Interestingly, Kuzminski, seems blithely unaware of what once was and what would occur again if his ideas were taken seriously and applied in the real world. Yet, he worries about the impact of natural gas, which disturbs very little land (as little as 1% or less).
Again, one wonders what devastation he’s talking about. He seems to ignore the fact Otsego County would require eight of the 50 MW babies shown below to meet its energy needs with forest biomass, not to mention clearcutting of all its forest cover.
He even poses this question (emphasis added):
Finally, it is the ultimate NIMBY argument to be against fracking but in favor of drawing gas from the proposed Constitution pipeline. It is still fracked gas. Is it okay to accept the devastation of other communities to get their gas?
This statement displays obvious distress that his 100% anti-gas philosophy has not yet sunk in with all his followers.
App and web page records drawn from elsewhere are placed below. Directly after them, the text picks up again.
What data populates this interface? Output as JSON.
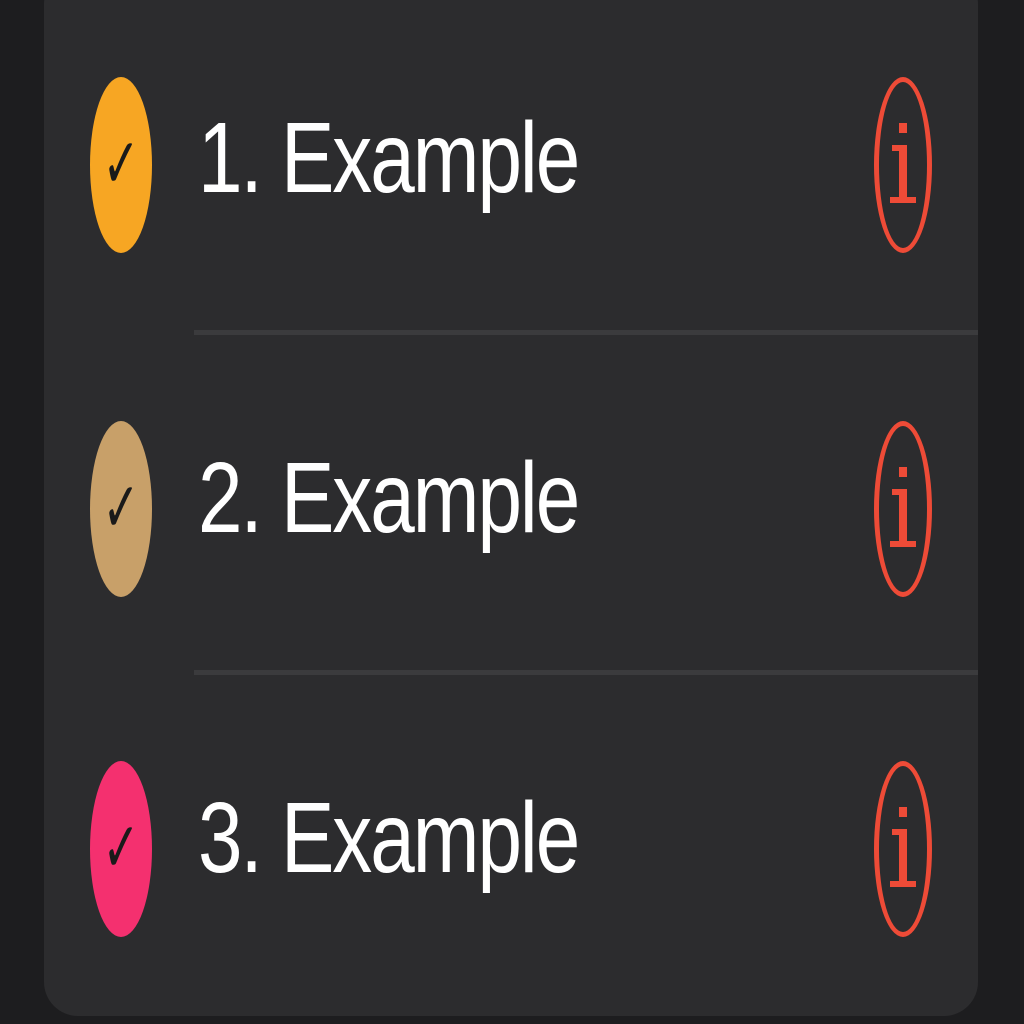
{
  "list": {
    "items": [
      {
        "label": "1. Example",
        "check_color": "#f7a623",
        "checked": true,
        "check_glyph": "✓"
      },
      {
        "label": "2. Example",
        "check_color": "#c8a069",
        "checked": true,
        "check_glyph": "✓"
      },
      {
        "label": "3. Example",
        "check_color": "#f4306f",
        "checked": true,
        "check_glyph": "✓"
      }
    ],
    "info_icon_color": "#ee4b37",
    "info_icon": "info-icon",
    "check_icon": "checkmark-icon"
  }
}
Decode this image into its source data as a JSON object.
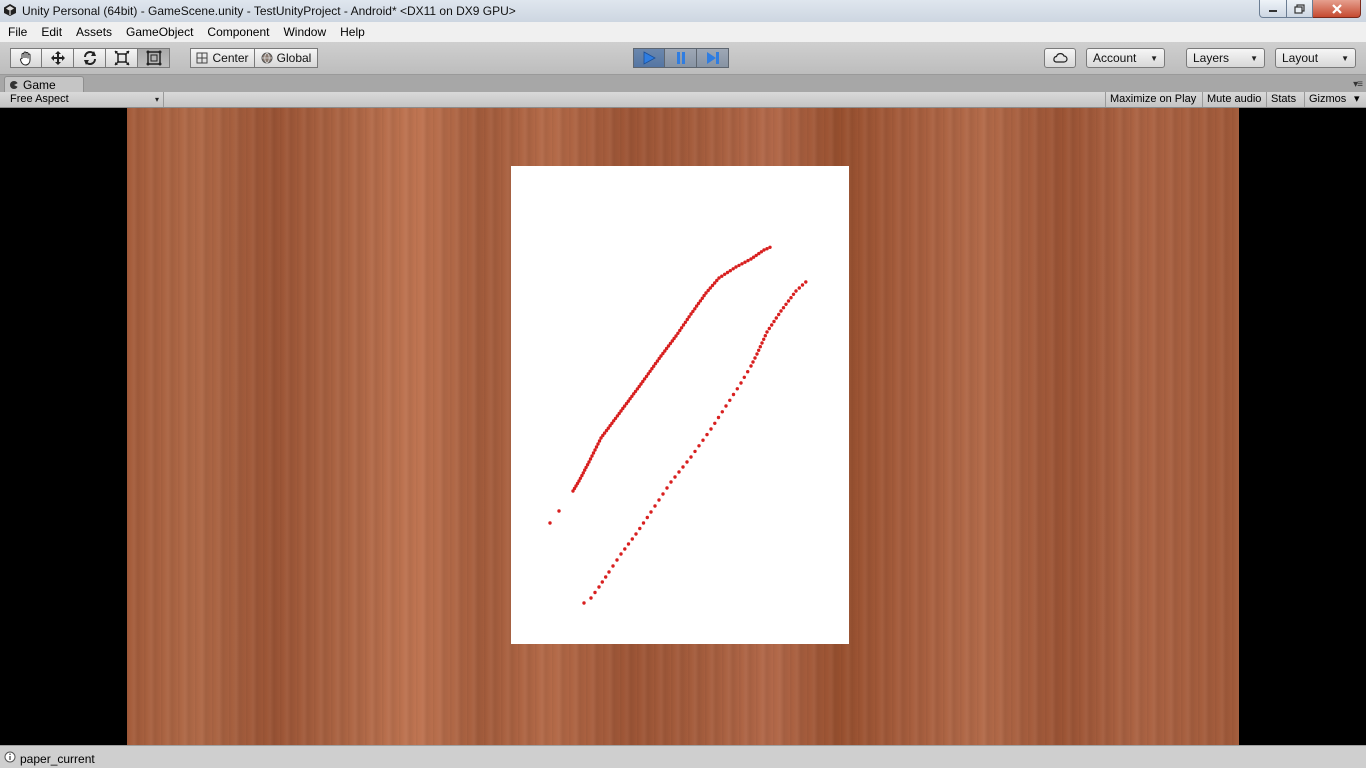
{
  "window": {
    "title": "Unity Personal (64bit) - GameScene.unity - TestUnityProject - Android* <DX11 on DX9 GPU>"
  },
  "menubar": {
    "items": [
      "File",
      "Edit",
      "Assets",
      "GameObject",
      "Component",
      "Window",
      "Help"
    ]
  },
  "toolbar": {
    "tools": [
      "hand-tool-icon",
      "move-tool-icon",
      "rotate-tool-icon",
      "scale-tool-icon",
      "rect-tool-icon"
    ],
    "pivot_label": "Center",
    "space_label": "Global",
    "play_state": "playing",
    "account_label": "Account",
    "layers_label": "Layers",
    "layout_label": "Layout"
  },
  "game_view": {
    "tab_label": "Game",
    "aspect": "Free Aspect",
    "maximize_label": "Maximize on Play",
    "mute_label": "Mute audio",
    "stats_label": "Stats",
    "gizmos_label": "Gizmos"
  },
  "scene": {
    "stroke_color": "#d81f1f",
    "paper_color": "#ffffff",
    "wood_color": "#a65e3e"
  },
  "statusbar": {
    "message": "paper_current"
  }
}
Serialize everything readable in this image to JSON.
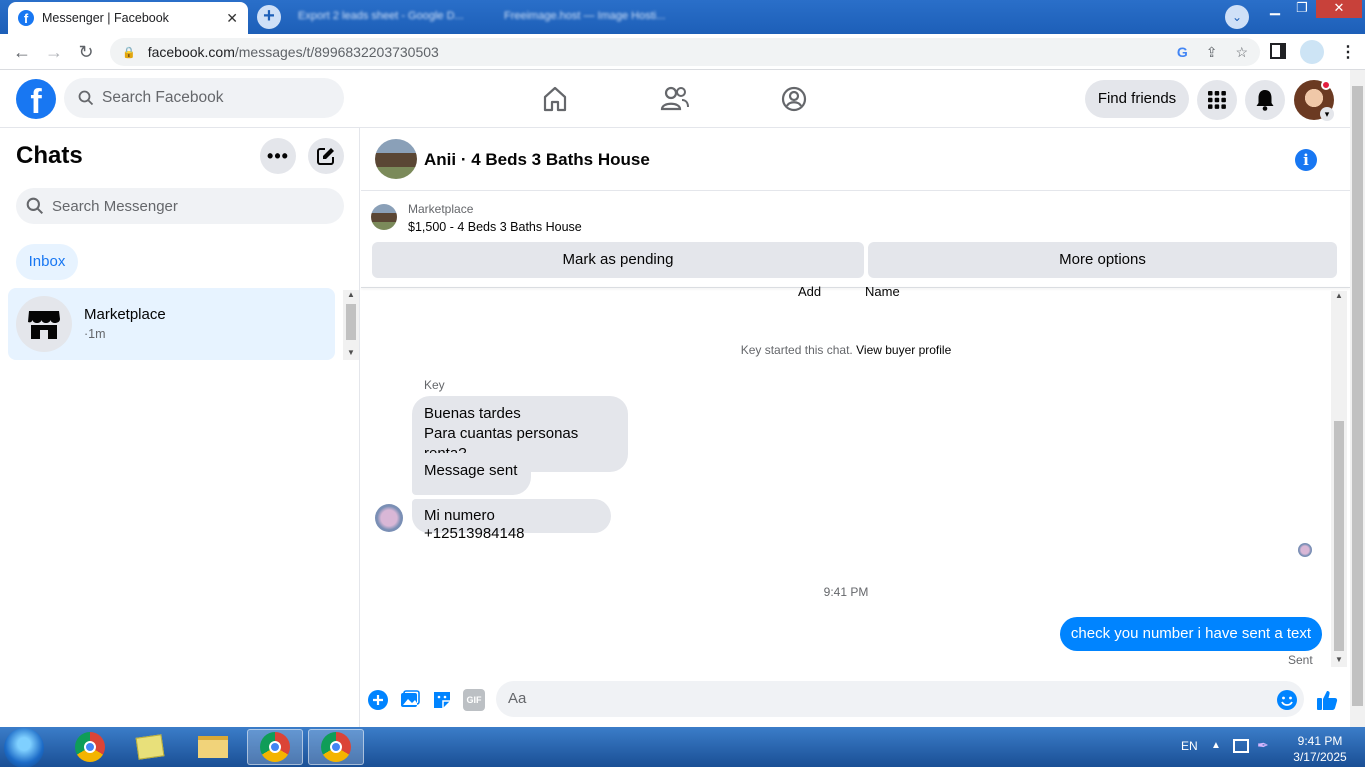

It also occurred to this “conservative” during another visit last week to Susquehanna Co., Pa., in search of the eco-disaster or catastrophe Kuzminski attributes to natural gas, that the leaders of the newly coined populist anti-gas movement are not liberals or progressives or anything like that, but, rather, true ideologues.
Older Webster’s dictionaries define ideology as “thinking or theorizing of an idealistic, abstract or impractical nature; Fanciful speculation.” This absolutely accurately describes the mindset of the current Pied Piper anti leaders. I couldn’t care less about the fantasies of the leaders themselves, but I do care about the impact of their tactics of fear, exaggeration, envy, demonization, etc., on their followers and ultimately upon all of us. They have directly and intentionally crafted an environment of adversarial hostility based upon irrational fear and emotion to foster their personal idealistic vision – a vision that is patently absurd when measured against the facts.
I appeal again to the petition-signing letter-writers who get their anti-information from secondhand sources to hop in the car and witness the true story of natural gas development for yourself. Take a trip to Pennsylvania before we cut all our trees down in pursuit of an unrealizable dream.